= About this task =
Restate the whole listing exactly, leaving nothing out.

[[ Provided records open ]]

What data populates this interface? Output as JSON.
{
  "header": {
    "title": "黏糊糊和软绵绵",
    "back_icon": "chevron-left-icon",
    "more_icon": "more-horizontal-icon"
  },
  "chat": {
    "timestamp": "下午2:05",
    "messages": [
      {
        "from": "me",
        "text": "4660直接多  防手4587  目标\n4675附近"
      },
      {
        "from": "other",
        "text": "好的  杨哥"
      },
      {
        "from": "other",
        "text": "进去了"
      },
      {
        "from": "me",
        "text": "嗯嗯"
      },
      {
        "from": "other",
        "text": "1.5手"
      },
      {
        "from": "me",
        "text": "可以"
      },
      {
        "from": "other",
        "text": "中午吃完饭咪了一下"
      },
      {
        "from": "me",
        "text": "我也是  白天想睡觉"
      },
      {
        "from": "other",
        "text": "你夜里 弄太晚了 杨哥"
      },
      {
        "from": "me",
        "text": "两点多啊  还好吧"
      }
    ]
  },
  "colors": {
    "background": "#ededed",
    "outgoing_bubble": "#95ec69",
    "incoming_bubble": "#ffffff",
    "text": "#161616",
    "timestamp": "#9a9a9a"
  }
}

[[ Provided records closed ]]

= Response for this exercise =
What data populates this interface? Output as JSON.
{
  "header": {
    "title": "黏糊糊和软绵绵",
    "back_icon": "chevron-left-icon",
    "more_icon": "more-horizontal-icon"
  },
  "chat": {
    "timestamp": "下午2:05",
    "messages": [
      {
        "from": "me",
        "text": "4660直接多  防手4587  目标\n4675附近"
      },
      {
        "from": "other",
        "text": "好的  杨哥"
      },
      {
        "from": "other",
        "text": "进去了"
      },
      {
        "from": "me",
        "text": "嗯嗯"
      },
      {
        "from": "other",
        "text": "1.5手"
      },
      {
        "from": "me",
        "text": "可以"
      },
      {
        "from": "other",
        "text": "中午吃完饭咪了一下"
      },
      {
        "from": "me",
        "text": "我也是  白天想睡觉"
      },
      {
        "from": "other",
        "text": "你夜里 弄太晚了 杨哥"
      },
      {
        "from": "me",
        "text": "两点多啊  还好吧"
      }
    ]
  },
  "colors": {
    "background": "#ededed",
    "outgoing_bubble": "#95ec69",
    "incoming_bubble": "#ffffff",
    "text": "#161616",
    "timestamp": "#9a9a9a"
  }
}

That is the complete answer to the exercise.